“Aida,” the opera by Guiseppi Verdi, was written in honor of the opening of the Suez Canal. Now there may be an encore. Egypt is widening the canal with a second lane. Before, 49 ships transited per day; the improved waterway will accommodate 97. Wider and longer, the new Suez Canal will also be faster, cutting southbound transit from 18 hours to 11. Building the improved canal, at a cost of $8.5bn, is expected to generate revenue of $13.5bn by 2023. Suez commands 7% of all global water-transport business; this expansion caused the Suez Canal Authority to term the achievement a “rebirth.” Built by diplomat-developer Ferdinand de Lesseps in 1869, the Suez Canal was dedicated, by firman Article VI, for “tariffs of dues for passage…always equal for all nations, no particular advantage ever stipulated for exclusive benefit of any one country.” Should projects of connectivity, such as canals and tunnels, be chartered channels of inclusiveness and peace? On August 6, one year after construction began, the new Suez Canal opening is planned. Will there be a new opera? “Aida” had a sister; Elton John wrote a second version. What artists of today might celebrate the current widening of Egypt’s gateway waters? Verdi, and John, might advise such gateways include a budget for the arts.

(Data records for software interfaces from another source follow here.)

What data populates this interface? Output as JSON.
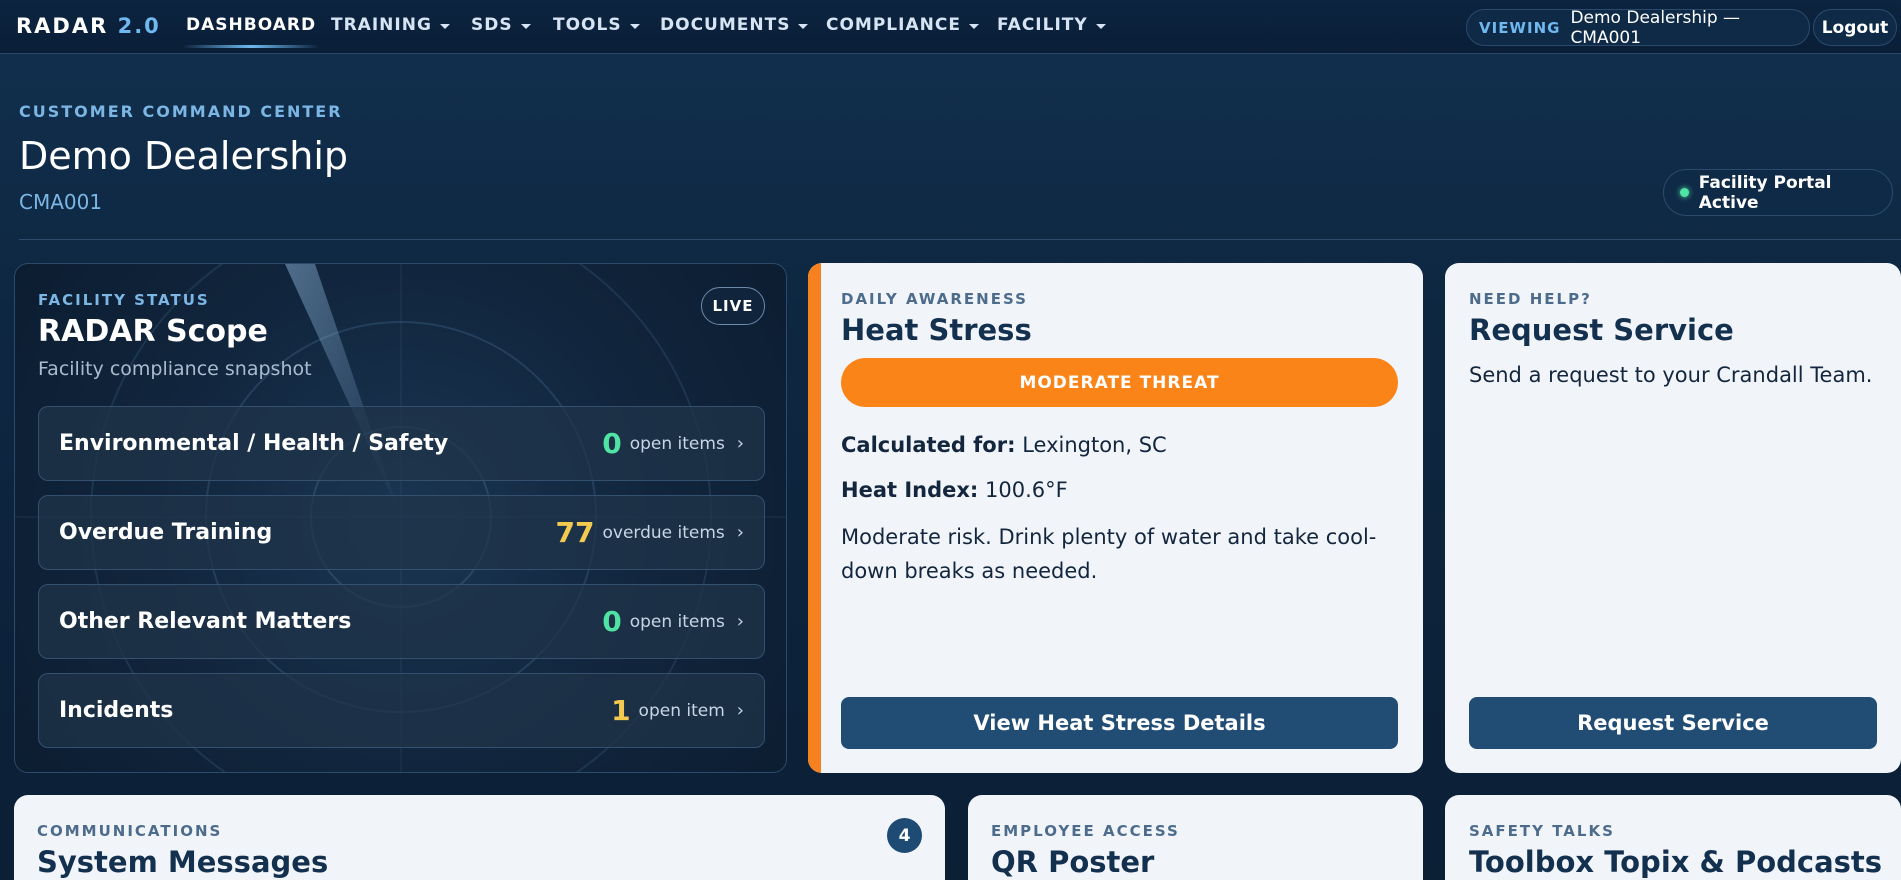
{
  "nav": {
    "brand": "RADAR",
    "brand_version": "2.0",
    "items": [
      {
        "label": "DASHBOARD"
      },
      {
        "label": "TRAINING"
      },
      {
        "label": "SDS"
      },
      {
        "label": "TOOLS"
      },
      {
        "label": "DOCUMENTS"
      },
      {
        "label": "COMPLIANCE"
      },
      {
        "label": "FACILITY"
      }
    ],
    "viewing_label": "VIEWING",
    "viewing_value": "Demo Dealership — CMA001",
    "logout_label": "Logout"
  },
  "header": {
    "eyebrow": "CUSTOMER COMMAND CENTER",
    "title": "Demo Dealership",
    "code": "CMA001",
    "portal_status": "Facility Portal Active"
  },
  "radar": {
    "eyebrow": "FACILITY STATUS",
    "title": "RADAR Scope",
    "subtitle": "Facility compliance snapshot",
    "live_label": "LIVE",
    "rows": [
      {
        "label": "Environmental / Health / Safety",
        "count": "0",
        "type": "open items",
        "color": "#4fe3a4"
      },
      {
        "label": "Overdue Training",
        "count": "77",
        "type": "overdue items",
        "color": "#f4c94f"
      },
      {
        "label": "Other Relevant Matters",
        "count": "0",
        "type": "open items",
        "color": "#4fe3a4"
      },
      {
        "label": "Incidents",
        "count": "1",
        "type": "open item",
        "color": "#f4c94f"
      }
    ]
  },
  "heat": {
    "eyebrow": "DAILY AWARENESS",
    "title": "Heat Stress",
    "threat": "MODERATE THREAT",
    "calc_label": "Calculated for:",
    "calc_value": "Lexington, SC",
    "index_label": "Heat Index:",
    "index_value": "100.6°F",
    "description": "Moderate risk. Drink plenty of water and take cool-down breaks as needed.",
    "button": "View Heat Stress Details",
    "accent": "#f5821f"
  },
  "service": {
    "eyebrow": "NEED HELP?",
    "title": "Request Service",
    "description": "Send a request to your Crandall Team.",
    "button": "Request Service"
  },
  "messages": {
    "eyebrow": "COMMUNICATIONS",
    "title": "System Messages",
    "badge": "4"
  },
  "qr": {
    "eyebrow": "EMPLOYEE ACCESS",
    "title": "QR Poster"
  },
  "talks": {
    "eyebrow": "SAFETY TALKS",
    "title": "Toolbox Topix & Podcasts"
  }
}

“Egypt holds trial run on second Suez Canal,” BBC News, 25 July 2015: http://www.bbc.com/news/world-middle-east-33666314
“Egypt opens new Suez Canal,” BBC video, August 6, 2015:http://www.bbc.com/news/world-africa-33698736

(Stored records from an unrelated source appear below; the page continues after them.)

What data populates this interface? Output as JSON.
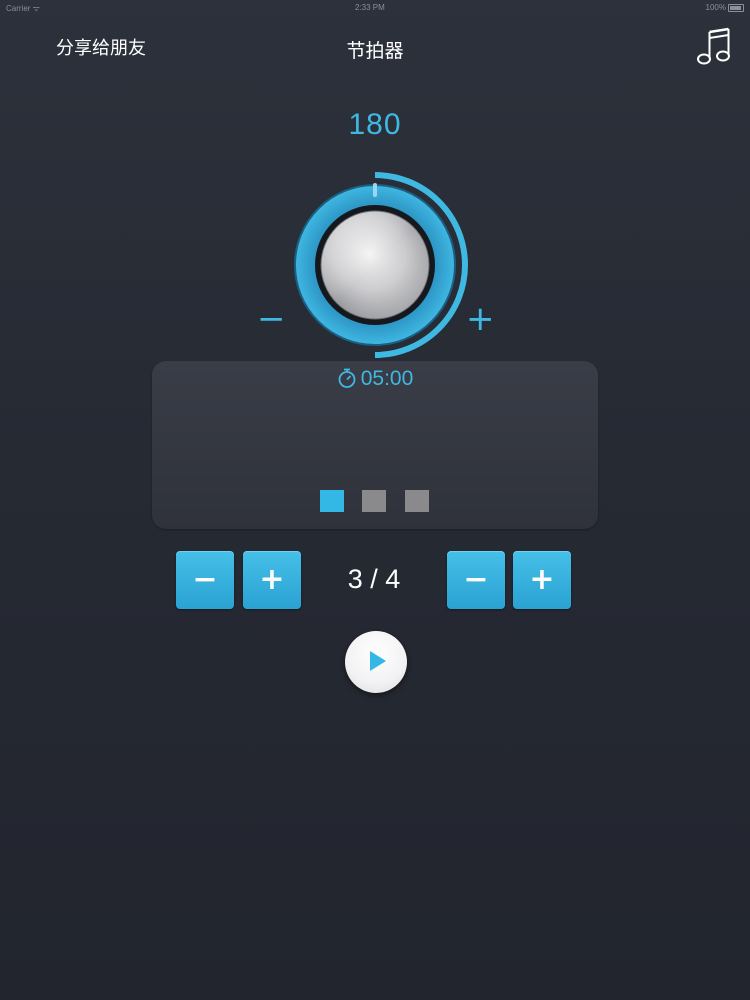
{
  "status_bar": {
    "carrier": "Carrier ᯤ",
    "time": "2:33 PM",
    "battery": "100%"
  },
  "nav": {
    "share_label": "分享给朋友",
    "title": "节拍器",
    "music_icon": "music-note-icon"
  },
  "tempo": {
    "bpm": "180",
    "dial_minus": "−",
    "dial_plus": "+",
    "dial_level": 0.5
  },
  "timer": {
    "icon": "stopwatch-icon",
    "value": "05:00"
  },
  "beats": {
    "total": 3,
    "active_index": 0,
    "colors": {
      "active": "#33b8e6",
      "inactive": "#8a8a8c"
    }
  },
  "time_signature": {
    "label": "3 / 4",
    "beats_minus": "−",
    "beats_plus": "+",
    "note_minus": "−",
    "note_plus": "+"
  },
  "play": {
    "icon": "play-icon"
  },
  "colors": {
    "accent": "#3fb8e2",
    "background": "#262a33"
  }
}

Building the World Blog by Kathleen Lusk Brooke and Zoe G Quinn is licensed under a Creative Commons Attribution-NonCommercial-NoDerivs 3.0 Unported License.